** Task item **
Return, from the material below, each line in which the word "calendar" is present.

** Data provided **
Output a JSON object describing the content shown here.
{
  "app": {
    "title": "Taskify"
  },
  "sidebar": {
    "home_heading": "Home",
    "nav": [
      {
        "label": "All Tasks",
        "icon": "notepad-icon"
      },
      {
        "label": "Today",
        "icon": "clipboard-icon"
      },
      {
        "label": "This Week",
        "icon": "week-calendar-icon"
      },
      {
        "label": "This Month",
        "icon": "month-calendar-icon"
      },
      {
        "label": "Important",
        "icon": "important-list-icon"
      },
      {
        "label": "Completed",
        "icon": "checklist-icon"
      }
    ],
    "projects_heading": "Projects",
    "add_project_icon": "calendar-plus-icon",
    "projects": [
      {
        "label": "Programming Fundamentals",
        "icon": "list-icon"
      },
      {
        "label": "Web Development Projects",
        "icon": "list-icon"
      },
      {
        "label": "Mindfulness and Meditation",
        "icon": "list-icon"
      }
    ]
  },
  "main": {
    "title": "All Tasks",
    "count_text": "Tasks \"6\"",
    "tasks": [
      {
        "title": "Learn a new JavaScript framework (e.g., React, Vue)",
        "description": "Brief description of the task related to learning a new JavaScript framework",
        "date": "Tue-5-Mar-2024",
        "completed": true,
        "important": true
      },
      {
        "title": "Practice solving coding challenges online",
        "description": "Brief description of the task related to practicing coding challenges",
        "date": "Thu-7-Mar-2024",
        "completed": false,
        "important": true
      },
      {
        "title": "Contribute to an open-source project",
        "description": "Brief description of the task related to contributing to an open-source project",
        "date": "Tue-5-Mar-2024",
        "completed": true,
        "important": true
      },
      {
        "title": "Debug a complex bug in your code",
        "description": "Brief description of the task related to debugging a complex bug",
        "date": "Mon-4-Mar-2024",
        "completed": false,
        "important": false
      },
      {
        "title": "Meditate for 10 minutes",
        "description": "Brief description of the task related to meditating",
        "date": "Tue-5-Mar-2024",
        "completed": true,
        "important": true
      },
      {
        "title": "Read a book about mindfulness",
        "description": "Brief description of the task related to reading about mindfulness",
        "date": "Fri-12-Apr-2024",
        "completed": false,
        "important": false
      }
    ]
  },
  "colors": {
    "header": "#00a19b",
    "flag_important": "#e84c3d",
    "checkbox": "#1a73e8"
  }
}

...

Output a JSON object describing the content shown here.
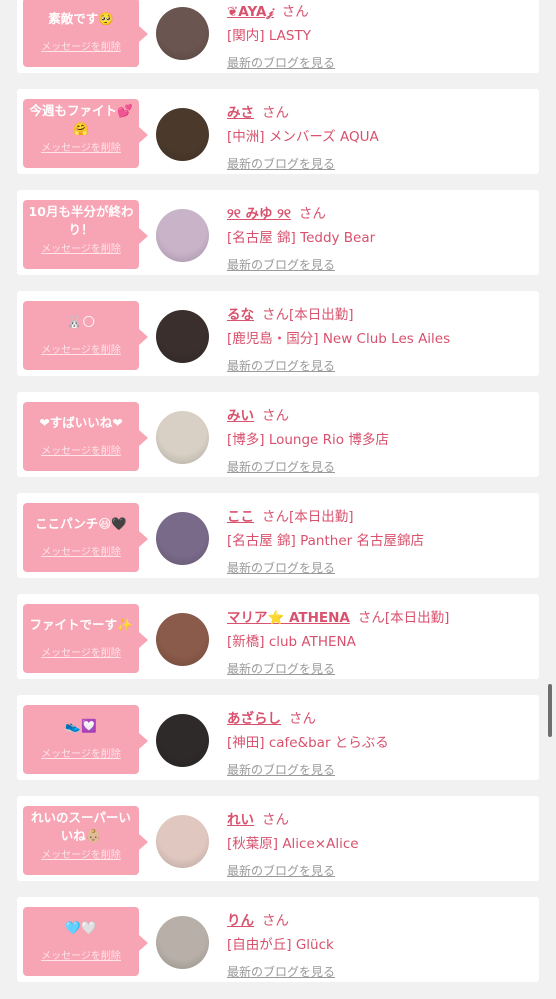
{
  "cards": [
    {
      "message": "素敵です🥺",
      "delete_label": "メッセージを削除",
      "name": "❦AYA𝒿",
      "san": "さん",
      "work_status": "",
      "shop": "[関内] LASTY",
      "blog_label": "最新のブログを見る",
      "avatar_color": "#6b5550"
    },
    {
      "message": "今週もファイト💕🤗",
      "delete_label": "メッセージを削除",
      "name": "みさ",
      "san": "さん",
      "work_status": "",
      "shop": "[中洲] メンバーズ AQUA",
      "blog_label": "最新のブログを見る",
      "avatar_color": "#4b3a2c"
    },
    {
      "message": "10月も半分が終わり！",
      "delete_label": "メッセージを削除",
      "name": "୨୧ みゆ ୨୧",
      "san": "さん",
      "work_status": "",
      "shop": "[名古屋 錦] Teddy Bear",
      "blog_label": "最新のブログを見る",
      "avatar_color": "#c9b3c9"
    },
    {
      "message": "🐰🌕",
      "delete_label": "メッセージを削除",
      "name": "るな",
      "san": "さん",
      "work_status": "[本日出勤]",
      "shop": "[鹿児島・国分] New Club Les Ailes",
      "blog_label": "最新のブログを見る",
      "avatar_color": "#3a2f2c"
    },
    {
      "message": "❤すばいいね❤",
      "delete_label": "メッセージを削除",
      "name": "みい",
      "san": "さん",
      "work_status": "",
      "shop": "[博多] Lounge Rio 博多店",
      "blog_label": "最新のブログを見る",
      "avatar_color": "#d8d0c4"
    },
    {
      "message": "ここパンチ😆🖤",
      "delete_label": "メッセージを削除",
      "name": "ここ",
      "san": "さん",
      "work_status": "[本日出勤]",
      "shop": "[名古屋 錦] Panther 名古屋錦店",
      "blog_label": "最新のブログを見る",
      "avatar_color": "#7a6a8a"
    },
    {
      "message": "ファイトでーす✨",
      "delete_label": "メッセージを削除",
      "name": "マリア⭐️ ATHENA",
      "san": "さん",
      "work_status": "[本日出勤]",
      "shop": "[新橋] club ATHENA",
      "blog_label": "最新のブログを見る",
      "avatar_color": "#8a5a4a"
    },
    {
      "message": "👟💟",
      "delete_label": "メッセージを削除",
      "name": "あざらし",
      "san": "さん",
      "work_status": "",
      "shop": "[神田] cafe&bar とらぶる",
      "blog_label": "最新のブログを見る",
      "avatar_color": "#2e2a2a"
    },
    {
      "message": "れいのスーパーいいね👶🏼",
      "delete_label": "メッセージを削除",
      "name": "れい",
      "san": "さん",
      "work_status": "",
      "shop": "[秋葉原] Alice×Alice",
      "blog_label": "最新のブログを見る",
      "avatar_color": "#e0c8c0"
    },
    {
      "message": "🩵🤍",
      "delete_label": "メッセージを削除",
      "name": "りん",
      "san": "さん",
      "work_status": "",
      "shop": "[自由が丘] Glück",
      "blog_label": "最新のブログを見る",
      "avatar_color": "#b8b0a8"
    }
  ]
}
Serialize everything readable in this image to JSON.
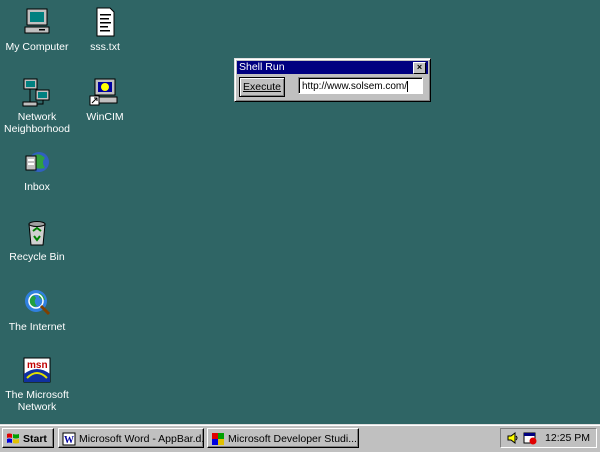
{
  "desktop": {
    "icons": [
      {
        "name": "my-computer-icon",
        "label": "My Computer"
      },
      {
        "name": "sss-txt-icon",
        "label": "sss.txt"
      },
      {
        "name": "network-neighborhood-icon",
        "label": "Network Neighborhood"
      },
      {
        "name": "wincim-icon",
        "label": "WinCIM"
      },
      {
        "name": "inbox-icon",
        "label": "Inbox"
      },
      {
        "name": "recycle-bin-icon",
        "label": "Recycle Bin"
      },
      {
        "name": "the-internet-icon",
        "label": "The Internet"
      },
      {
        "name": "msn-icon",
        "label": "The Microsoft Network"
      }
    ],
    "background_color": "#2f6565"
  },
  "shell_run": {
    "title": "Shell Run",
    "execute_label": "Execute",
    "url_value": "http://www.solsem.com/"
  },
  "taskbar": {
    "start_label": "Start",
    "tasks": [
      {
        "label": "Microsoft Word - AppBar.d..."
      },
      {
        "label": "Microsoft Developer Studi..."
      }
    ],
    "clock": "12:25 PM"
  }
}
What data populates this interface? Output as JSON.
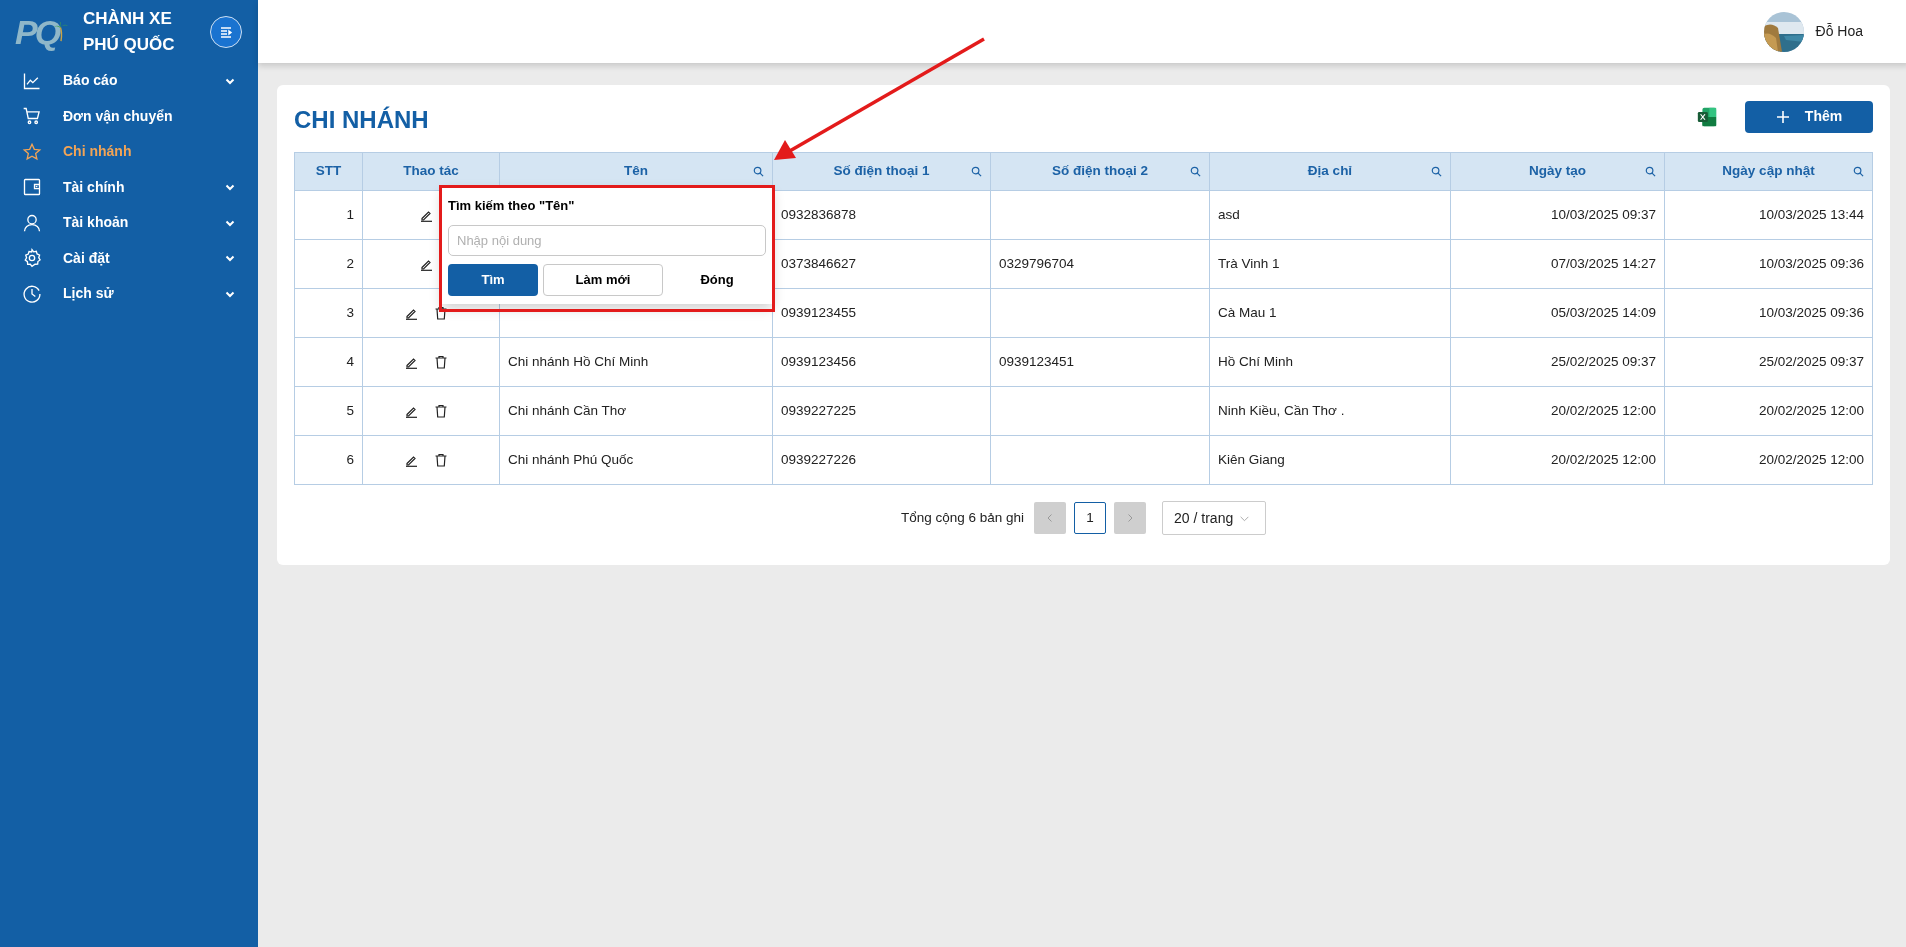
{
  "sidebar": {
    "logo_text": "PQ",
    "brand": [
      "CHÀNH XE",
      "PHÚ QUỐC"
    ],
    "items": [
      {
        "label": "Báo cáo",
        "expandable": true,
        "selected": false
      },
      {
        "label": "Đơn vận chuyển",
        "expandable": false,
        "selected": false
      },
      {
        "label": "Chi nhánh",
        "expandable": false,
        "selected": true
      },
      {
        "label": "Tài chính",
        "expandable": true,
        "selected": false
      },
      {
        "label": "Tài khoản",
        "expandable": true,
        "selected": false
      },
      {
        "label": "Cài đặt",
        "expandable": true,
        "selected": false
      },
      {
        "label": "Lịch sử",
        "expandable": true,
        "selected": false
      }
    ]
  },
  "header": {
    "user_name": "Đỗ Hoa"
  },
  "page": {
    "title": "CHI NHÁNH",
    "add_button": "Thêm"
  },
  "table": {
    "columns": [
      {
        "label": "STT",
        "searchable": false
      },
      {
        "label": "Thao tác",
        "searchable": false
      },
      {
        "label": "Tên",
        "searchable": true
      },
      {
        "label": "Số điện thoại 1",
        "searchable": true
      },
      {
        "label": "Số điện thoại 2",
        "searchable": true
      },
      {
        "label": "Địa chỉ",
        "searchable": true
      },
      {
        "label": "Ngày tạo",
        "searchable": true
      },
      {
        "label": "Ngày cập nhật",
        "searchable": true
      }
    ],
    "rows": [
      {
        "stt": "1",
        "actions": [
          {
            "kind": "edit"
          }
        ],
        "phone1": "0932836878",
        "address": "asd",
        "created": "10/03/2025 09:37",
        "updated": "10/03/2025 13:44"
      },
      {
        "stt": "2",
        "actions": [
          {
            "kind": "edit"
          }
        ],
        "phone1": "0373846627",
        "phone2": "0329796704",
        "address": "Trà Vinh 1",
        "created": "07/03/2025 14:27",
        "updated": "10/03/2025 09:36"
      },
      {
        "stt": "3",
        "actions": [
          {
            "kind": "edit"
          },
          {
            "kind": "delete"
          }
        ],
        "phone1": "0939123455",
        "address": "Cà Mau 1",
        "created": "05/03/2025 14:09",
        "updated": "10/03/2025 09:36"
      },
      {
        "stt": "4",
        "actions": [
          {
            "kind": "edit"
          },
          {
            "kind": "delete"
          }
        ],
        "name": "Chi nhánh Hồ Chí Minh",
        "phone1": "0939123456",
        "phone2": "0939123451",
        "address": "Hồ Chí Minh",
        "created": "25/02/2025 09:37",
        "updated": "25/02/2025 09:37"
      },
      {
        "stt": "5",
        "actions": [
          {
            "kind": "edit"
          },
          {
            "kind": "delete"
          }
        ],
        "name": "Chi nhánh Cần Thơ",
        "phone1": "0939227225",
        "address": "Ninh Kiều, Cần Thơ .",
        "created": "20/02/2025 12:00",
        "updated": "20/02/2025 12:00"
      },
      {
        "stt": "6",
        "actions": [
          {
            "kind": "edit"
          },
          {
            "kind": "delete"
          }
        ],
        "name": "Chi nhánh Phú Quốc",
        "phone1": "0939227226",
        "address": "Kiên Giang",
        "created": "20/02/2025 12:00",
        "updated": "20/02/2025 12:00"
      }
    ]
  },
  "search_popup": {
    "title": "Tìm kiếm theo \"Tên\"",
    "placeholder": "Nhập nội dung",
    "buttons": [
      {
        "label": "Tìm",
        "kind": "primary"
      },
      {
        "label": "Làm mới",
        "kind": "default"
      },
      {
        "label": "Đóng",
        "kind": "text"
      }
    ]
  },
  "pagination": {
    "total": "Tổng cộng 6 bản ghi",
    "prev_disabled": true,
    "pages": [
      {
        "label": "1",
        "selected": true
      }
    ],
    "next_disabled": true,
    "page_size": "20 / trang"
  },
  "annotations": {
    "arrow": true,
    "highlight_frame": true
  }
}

** Written solution **
        "icon": "week-calendar-icon"
        "icon": "month-calendar-icon"
    "add_project_icon": "calendar-plus-icon",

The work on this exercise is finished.